Washington: Using the high-precision analysis of GPS data from the Fukushima earthquake of 11 March 2011, scientists at the German Research Centre for Geosciences GFZ believe the earthquake magnitude and the spatial distribution can be determined in just over three minutes, allowing for a rapid and detailed tsunami early warning.
The concern was drawn because of submarine earthquakes, which can generate tsunamis and for which the warning time for nearby coastal areas is very short. The report reveals that one advantage of a GPS monitoring network in the vicinity of the epicentre is the availability of data shortly after the quake starts.
Even as the earth shakes, the horizontal and vertical movements of the tectonic plates are observed. Along with gradually incoming seismic data, this leads to an image of the rupture process while it is still in progress This result was presented by GFZ scientist Dr. Andrey Babeyko at this year`s assembly of the EGU (European Geosciences Union) in Vienna. “On the occasion of the Fukushima earthquake, we analysed data from more than 500 GPS stations and showed that a correct estimate of the magnitude of M = 9.0 and of the generated tsunami could have been possible in just three to four minutes after the earthquake,” Dr. Babeyko was quoted, as saying.

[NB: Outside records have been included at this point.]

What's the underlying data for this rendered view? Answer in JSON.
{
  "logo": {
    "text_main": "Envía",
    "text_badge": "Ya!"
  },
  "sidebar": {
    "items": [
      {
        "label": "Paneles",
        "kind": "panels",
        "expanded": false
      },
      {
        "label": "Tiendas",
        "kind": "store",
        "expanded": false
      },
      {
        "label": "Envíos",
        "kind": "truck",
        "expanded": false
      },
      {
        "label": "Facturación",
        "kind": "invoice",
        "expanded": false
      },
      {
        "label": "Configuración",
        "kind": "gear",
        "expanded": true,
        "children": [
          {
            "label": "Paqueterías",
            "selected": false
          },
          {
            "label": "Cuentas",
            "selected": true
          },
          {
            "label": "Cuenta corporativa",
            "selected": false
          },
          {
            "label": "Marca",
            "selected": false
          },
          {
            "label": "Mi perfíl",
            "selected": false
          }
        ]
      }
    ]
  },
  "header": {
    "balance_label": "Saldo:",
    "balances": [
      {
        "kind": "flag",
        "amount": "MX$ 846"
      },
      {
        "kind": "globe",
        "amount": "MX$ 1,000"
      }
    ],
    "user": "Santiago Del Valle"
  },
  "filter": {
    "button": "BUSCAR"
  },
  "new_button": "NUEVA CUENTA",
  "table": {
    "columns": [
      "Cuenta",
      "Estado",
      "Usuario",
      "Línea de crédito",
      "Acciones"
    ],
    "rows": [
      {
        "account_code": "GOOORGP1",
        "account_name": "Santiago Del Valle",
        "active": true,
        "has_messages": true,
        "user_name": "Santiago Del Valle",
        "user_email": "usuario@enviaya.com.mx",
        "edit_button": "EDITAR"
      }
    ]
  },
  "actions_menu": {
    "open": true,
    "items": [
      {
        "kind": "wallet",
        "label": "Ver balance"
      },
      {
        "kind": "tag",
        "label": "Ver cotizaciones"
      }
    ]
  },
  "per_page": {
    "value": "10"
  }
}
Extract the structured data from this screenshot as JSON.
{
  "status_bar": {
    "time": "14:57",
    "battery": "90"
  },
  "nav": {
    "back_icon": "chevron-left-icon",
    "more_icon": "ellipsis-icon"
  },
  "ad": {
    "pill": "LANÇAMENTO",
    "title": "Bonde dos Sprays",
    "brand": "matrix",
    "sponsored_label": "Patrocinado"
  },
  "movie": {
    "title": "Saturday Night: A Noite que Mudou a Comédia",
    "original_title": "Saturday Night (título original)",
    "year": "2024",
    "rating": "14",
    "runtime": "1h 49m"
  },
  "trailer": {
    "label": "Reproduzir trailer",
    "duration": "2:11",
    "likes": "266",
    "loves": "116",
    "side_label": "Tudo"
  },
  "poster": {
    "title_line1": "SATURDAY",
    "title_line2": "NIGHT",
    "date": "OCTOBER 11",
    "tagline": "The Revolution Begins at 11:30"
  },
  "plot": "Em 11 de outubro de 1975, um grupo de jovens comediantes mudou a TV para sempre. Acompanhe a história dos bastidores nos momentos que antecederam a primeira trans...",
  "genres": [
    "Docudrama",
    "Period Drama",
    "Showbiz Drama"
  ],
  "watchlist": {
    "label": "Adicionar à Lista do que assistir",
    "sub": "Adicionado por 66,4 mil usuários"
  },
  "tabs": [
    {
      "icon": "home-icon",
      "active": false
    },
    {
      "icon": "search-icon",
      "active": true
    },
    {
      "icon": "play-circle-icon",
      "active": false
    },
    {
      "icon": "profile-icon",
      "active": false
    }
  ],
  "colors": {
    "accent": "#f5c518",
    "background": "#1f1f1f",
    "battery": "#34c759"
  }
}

The so-called GPS shield concept was initially developed for the tsunami early warning system GITEWS that the Helmholtz Association developed under the leadership of GFZ on behalf of the German Federal Government for Indonesia. Dr. Babeyko explained,
“The application on the data sets of the catastrophic earthquake of 11 March 2011 shows again what potential a GPS shield has in tsunami early warning systems. A GPS shield could be a useful tool for all regions with earthquake/tsunami risks.”